Connect with Us
COLUMN: The man who may have New Westminster's toughest job
It’s quite possible you don’t know Keith Coueffin.
He’s the city’s manager of licensing and integrated services.
A yawn of a title. If you’d asked a few years ago, I wouldn’t have had any idea what this job entailed.
Ask today, though, and I’ll say Keith’s actions have impacted every resident in the city, for the better.
And it’s not just because of what his job requires—which includes dealing with everything from slum landlords to homelessness to pot shops to graffiti.
It’s how Keith does that job.
I first met him almost 10 years ago, before working at this paper.

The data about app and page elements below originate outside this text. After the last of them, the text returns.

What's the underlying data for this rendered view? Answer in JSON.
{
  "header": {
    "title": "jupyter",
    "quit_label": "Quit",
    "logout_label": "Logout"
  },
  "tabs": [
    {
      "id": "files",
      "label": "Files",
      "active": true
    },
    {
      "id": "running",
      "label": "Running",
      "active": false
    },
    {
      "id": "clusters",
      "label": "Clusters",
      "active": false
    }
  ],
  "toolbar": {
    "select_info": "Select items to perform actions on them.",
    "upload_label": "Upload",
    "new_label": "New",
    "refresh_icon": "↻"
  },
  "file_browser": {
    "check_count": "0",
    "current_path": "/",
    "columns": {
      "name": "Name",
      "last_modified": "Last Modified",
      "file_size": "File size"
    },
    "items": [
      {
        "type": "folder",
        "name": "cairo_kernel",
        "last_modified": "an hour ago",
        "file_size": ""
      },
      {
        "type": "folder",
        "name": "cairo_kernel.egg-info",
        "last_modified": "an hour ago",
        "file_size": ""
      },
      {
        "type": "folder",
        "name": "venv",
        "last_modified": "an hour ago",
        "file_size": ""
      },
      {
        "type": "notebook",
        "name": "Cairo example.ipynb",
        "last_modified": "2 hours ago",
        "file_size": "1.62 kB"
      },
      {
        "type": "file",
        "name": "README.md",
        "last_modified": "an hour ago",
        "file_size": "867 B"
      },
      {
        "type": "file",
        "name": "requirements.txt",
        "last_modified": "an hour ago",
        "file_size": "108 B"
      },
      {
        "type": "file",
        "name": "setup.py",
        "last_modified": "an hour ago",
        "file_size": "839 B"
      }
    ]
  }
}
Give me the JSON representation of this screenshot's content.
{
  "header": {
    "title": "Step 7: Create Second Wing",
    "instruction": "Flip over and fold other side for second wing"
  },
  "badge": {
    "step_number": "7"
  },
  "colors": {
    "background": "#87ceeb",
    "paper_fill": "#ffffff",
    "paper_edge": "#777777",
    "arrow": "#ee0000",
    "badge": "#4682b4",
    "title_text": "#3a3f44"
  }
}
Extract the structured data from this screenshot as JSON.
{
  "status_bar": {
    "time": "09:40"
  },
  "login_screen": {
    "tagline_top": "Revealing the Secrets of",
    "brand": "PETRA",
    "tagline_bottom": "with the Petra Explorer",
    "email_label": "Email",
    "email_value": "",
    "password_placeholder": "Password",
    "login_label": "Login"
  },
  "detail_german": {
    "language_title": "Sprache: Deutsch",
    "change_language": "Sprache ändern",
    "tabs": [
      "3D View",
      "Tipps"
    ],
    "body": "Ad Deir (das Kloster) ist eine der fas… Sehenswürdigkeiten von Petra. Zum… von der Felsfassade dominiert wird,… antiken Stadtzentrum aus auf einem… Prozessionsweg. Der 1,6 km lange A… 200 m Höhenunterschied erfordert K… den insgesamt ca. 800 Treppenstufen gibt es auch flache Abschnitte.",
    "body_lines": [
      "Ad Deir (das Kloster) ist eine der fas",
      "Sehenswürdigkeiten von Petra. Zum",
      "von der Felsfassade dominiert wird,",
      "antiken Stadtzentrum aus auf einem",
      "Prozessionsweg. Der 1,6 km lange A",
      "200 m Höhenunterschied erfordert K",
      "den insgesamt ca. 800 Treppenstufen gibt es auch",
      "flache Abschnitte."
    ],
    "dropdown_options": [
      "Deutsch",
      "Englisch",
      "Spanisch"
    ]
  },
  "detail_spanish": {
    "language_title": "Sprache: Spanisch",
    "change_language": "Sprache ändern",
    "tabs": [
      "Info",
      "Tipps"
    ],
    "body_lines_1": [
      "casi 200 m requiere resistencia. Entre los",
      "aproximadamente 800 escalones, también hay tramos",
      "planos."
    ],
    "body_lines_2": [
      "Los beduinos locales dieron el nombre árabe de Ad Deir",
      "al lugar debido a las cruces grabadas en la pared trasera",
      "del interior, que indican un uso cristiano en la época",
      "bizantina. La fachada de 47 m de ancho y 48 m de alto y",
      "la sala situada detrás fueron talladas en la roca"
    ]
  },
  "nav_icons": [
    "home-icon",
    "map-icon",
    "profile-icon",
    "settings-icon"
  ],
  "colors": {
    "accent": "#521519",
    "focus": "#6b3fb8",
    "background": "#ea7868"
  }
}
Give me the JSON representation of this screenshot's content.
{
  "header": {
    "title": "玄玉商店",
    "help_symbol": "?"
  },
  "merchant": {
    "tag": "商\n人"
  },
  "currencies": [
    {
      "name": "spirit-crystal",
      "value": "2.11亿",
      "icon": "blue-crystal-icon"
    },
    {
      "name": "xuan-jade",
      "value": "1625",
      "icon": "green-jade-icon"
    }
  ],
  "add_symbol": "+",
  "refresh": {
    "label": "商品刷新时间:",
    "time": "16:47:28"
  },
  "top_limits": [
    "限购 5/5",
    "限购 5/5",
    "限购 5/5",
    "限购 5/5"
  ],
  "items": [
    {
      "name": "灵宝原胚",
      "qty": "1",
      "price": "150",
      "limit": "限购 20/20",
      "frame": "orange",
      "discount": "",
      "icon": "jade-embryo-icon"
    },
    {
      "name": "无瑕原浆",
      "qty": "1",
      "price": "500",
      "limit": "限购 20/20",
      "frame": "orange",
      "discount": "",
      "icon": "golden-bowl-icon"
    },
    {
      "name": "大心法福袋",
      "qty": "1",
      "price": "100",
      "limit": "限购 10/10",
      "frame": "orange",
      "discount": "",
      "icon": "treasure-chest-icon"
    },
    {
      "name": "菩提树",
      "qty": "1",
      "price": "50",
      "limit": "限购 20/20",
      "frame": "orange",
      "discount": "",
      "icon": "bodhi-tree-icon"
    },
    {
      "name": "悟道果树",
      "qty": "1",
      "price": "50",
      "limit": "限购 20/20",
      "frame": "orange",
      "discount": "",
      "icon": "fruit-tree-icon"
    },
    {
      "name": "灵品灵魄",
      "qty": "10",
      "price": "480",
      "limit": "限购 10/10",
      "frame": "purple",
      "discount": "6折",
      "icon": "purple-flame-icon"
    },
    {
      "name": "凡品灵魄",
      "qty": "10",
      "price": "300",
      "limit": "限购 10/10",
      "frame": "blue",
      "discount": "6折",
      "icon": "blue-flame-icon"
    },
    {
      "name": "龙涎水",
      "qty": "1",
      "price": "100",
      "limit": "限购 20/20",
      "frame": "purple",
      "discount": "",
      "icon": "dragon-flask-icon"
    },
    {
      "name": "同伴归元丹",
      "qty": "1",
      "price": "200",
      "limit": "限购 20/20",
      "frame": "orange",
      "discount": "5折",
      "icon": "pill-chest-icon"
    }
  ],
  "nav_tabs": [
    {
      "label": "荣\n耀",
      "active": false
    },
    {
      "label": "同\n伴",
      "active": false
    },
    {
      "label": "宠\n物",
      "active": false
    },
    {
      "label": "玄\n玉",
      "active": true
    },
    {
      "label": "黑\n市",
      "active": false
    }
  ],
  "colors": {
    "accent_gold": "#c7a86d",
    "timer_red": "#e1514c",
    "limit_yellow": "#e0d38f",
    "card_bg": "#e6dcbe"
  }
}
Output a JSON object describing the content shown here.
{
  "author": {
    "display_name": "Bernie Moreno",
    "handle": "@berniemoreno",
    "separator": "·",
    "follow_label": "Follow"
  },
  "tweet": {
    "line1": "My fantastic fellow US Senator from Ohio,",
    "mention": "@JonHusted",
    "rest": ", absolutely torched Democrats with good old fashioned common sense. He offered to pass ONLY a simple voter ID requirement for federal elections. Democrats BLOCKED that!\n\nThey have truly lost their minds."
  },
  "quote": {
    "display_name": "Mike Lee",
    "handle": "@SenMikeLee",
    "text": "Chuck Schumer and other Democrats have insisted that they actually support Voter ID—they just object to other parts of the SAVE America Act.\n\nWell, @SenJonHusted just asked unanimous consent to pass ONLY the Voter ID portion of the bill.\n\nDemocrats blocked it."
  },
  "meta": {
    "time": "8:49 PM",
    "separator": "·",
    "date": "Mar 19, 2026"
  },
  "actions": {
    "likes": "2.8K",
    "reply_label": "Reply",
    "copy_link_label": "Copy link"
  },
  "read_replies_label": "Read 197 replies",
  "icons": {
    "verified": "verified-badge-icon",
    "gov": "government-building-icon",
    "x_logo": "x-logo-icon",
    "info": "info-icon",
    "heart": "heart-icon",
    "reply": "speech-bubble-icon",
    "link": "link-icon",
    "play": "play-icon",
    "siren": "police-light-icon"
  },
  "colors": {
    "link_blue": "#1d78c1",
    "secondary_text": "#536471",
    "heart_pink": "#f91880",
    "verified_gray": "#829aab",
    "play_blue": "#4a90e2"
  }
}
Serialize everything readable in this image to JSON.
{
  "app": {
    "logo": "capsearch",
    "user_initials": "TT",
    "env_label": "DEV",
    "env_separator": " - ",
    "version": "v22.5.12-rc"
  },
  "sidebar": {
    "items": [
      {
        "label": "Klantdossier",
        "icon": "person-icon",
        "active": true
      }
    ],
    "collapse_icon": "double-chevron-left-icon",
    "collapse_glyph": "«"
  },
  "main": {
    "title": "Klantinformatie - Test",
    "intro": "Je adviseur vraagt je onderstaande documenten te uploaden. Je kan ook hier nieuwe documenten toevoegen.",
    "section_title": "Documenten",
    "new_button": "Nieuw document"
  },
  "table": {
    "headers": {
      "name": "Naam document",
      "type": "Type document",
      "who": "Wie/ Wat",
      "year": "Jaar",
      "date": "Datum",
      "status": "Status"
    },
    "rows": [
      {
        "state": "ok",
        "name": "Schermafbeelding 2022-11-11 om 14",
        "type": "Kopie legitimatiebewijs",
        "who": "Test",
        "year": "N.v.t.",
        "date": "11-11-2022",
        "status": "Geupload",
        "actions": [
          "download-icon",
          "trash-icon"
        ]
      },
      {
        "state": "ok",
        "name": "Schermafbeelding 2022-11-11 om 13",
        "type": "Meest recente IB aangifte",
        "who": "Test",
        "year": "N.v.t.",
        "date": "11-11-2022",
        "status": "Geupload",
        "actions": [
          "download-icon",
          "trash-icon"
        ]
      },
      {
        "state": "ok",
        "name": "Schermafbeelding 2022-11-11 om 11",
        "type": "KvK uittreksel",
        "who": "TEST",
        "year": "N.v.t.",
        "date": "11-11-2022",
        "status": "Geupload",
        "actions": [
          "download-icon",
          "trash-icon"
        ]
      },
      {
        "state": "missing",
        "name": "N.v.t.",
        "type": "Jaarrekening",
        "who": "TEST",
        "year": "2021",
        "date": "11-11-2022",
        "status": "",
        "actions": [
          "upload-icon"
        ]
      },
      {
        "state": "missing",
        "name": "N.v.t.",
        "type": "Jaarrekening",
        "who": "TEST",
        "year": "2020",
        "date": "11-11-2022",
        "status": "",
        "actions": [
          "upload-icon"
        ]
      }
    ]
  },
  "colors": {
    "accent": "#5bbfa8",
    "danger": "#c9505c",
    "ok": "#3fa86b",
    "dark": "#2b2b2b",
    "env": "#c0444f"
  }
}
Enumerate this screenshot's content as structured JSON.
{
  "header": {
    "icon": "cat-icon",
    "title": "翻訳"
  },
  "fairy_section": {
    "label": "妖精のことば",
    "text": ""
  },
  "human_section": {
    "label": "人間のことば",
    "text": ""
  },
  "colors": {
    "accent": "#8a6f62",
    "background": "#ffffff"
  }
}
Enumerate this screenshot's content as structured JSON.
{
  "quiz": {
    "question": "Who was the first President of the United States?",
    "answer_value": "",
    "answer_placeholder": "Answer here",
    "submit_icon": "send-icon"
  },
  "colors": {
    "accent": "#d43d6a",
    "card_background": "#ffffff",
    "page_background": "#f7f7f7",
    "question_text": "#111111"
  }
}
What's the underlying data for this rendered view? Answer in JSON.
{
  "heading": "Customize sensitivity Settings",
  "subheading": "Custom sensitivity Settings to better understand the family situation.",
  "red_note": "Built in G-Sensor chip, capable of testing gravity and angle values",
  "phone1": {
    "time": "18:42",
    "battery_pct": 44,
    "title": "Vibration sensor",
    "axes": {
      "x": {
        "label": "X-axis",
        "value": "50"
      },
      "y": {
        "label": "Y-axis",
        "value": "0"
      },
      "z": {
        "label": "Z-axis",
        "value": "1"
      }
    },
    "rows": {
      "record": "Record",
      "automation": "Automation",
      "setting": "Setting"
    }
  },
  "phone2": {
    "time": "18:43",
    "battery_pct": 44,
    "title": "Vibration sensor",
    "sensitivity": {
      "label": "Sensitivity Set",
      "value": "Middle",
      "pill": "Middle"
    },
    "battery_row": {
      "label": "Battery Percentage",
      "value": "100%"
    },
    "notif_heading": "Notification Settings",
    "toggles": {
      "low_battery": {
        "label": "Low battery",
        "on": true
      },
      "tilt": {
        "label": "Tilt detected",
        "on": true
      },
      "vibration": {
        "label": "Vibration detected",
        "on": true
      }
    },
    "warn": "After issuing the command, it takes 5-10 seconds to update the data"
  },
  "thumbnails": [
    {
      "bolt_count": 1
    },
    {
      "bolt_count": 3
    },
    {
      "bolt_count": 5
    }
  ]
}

I’d just moved to New West and was troubled by what I saw in my 12th Street neighbourhood.
Prostitution, graffiti, a couple of flop houses and the like.
I called the city and was passed to Keith, and he suggested we go for a walk in the area and chat.
I showed him the graffiti, and an apartment building with a rotation of drug dealers. We talked about the issues. And he explained what the city had done, the tools the city had, and he told me what I could do to help him do his job. I felt empowered.
I learned a lot about what the city can do to compel bad landlords to mend their ways. Or about who to call when the mailbox got tagged again, or another shopping cart was abandoned on our block.
When Keith retires on Friday, after 34 years working for the city, he’ll leave an impressive legacy in his wake.
Metal thieves stealing everything from electrical wire to the plaque in front of the Armoury? Keith dealt with that. Marijuana dispensaries? Keith. Honduran drug dealers, homelessness? He had a hand in addressing those issues too.
His has been one of the most complicated, acrimonious jobs at the city. The stress alone would have crushed an average person like a bug.
“Keith was the only guy in the whole organization that had job security,” city manager Lisa Spitale told me this week, quoting a running joke at City Hall. “No one wanted his job.”
His job has been tough, but his approach has made it easier for everyone around him. He took emotion out of the equation, Lisa says, and immediately put people at ease with his calm, measured, business-like approach.
Lisa describes sitting with Keith and a shady business owner in a “show cause” hearing, which is effectively a meeting where the city explains why they are cancelling someone’s business licence.
The business man was an intimidating looking fellow.
Despite the unsatisfactory outcome for the man, Keith made him feel respected.
“He did it in such a way that people would shake his hand after the meeting, and thank him,” Lisa says. “I’d say to him after, how do you do that?”
By example, Keith taught his colleagues that even when dealing with files rife with potential conflict, an approach of compassion and collaboration will more often lead to success.
“It really changed how we talked about enforcement,” Lisa says. “If it’s always a fight, it doesn’t work. Keith brought a diplomacy to enforcement that grew from there.”
A few weeks ago, Keith called me and said he’d enjoyed a recent column I’d written. I thanked him, we chatted briefly then I was about to hang up.
“Oh,” he said. “I was wondering who I’d talk to about some of your papers that are blowing around in the wind outside a couple businesses. I’ve had a couple of complaints.”
I was more than happy to help.
• Chris Bryan is editor of the NewsLeader.